Change the focus of the conversation towards positive aspects of the relationship you have with this person
Disengage from the conversation Objective of having a difficult conversation To maintain professionalism and productivity in an organization. “What happened?” conservation Feelings conversation Identity conversation A conversation with one’s self about what a situation tells them. It is difficult as it may affect one’s confidence and identity. A conversation around each party’s emotions and their validity. It can be difficult as feelings may not be understood. A disagreement over “what happened” and who is at fault. It can be difficult as each pass blame and misinterpret intentions. When difficult conversations are not approached appropriately, they can have severe negative consequences Can become unpleasant for both parties Can become intensely emotionally charged Can have a sense of defying logic and common sense Can become aggressive with use of physical, psychological and verbal attacks Can undermine, expose or belittle an individual Disagreements between colleagues or managers Communicating change or discussing behaviour issues Responding to unprofessional behaviour Manager delivering negative feedback Worried about how the other person will react Fear of offending the other person Unintended consequences of a conversation gone wrong Need to prepare what to say Need to find the right place and time Reasons for delaying a difficult conversation Do not delay a difficult conversation, as there is risk for an issue to get worse (e.g. decreased productivity, loss of morale).
Preparation is key to ensuring that a difficult conversation has a clear goal and that conflict is well managed.
What is a difficult conversation?
Objectives and desired outcomes
Types of difficult conversations
Examples of difficult conversations at work
Difficult conversations gone wrong
Reasons for delaying a difficult conversation
Preparing for a difficult conversation
Managing difficult conversations
Disengage from the conversation
Handling difficult reactions
Things to remember
Gallagher S. (2009) A “CANDID” Approach to Difficult Conversations. American Management Association
Learning Consultancy Partnership (LCP) (2012). Handling Difficult Conversation at Work: Survey and Guide.

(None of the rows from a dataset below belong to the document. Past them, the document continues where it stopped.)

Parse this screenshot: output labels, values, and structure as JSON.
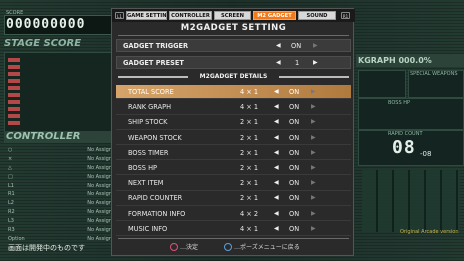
{
  "background": {
    "score_label": "SCORE",
    "score_digits": "000000000",
    "stage_score_label": "STAGE SCORE",
    "controller_label": "CONTROLLER",
    "controller_rows": [
      {
        "button": "○",
        "assign": "No Assign"
      },
      {
        "button": "×",
        "assign": "No Assign"
      },
      {
        "button": "△",
        "assign": "No Assign"
      },
      {
        "button": "□",
        "assign": "No Assign"
      },
      {
        "button": "L1",
        "assign": "No Assign"
      },
      {
        "button": "R1",
        "assign": "No Assign"
      },
      {
        "button": "L2",
        "assign": "No Assign"
      },
      {
        "button": "R2",
        "assign": "No Assign"
      },
      {
        "button": "L3",
        "assign": "No Assign"
      },
      {
        "button": "R3",
        "assign": "No Assign"
      },
      {
        "button": "Option",
        "assign": "No Assign"
      }
    ],
    "rank_graph_label": "KGRAPH 000.0%",
    "special_weapons_label": "SPECIAL WEAPONS",
    "boss_hp_label": "BOSS HP",
    "rapid_count_label": "RAPID COUNT",
    "timer_digits": "08",
    "timer_sub": "-08",
    "arcade_label": "Original Arcade version",
    "caution": "画面は開発中のものです"
  },
  "modal": {
    "shoulder_left": "L1",
    "shoulder_right": "R1",
    "tabs": [
      {
        "label": "GAME SETTING",
        "active": false
      },
      {
        "label": "CONTROLLER",
        "active": false
      },
      {
        "label": "SCREEN",
        "active": false
      },
      {
        "label": "M2 GADGET",
        "active": true
      },
      {
        "label": "SOUND",
        "active": false
      }
    ],
    "title": "M2GADGET SETTING",
    "gadget_trigger": {
      "label": "GADGET TRIGGER",
      "value": "ON"
    },
    "gadget_preset": {
      "label": "GADGET PRESET",
      "value": "1"
    },
    "details_title": "M2GADGET DETAILS",
    "details": [
      {
        "name": "TOTAL SCORE",
        "size": "4 × 1",
        "state": "ON",
        "selected": true
      },
      {
        "name": "RANK GRAPH",
        "size": "4 × 1",
        "state": "ON",
        "selected": false
      },
      {
        "name": "SHIP STOCK",
        "size": "2 × 1",
        "state": "ON",
        "selected": false
      },
      {
        "name": "WEAPON STOCK",
        "size": "2 × 1",
        "state": "ON",
        "selected": false
      },
      {
        "name": "BOSS TIMER",
        "size": "2 × 1",
        "state": "ON",
        "selected": false
      },
      {
        "name": "BOSS HP",
        "size": "2 × 1",
        "state": "ON",
        "selected": false
      },
      {
        "name": "NEXT ITEM",
        "size": "2 × 1",
        "state": "ON",
        "selected": false
      },
      {
        "name": "RAPID COUNTER",
        "size": "2 × 1",
        "state": "ON",
        "selected": false
      },
      {
        "name": "FORMATION INFO",
        "size": "4 × 2",
        "state": "ON",
        "selected": false
      },
      {
        "name": "MUSIC INFO",
        "size": "4 × 1",
        "state": "ON",
        "selected": false
      }
    ],
    "footer": {
      "confirm": "…決定",
      "back": "…ポーズメニューに戻る"
    }
  },
  "colors": {
    "accent_orange": "#f07a1c",
    "selected_row": "#c48f52",
    "circle_button": "#e0507a",
    "cross_button": "#5aa0e0"
  }
}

Weeks, H. (2001). Taking the Stress Out of Stressful Conversations. Harvard Business Review
Stone, D., Patton, B. & Heen, S. (1999). Difficult Conversations: How to discuss what matters most. New York: Penguin. References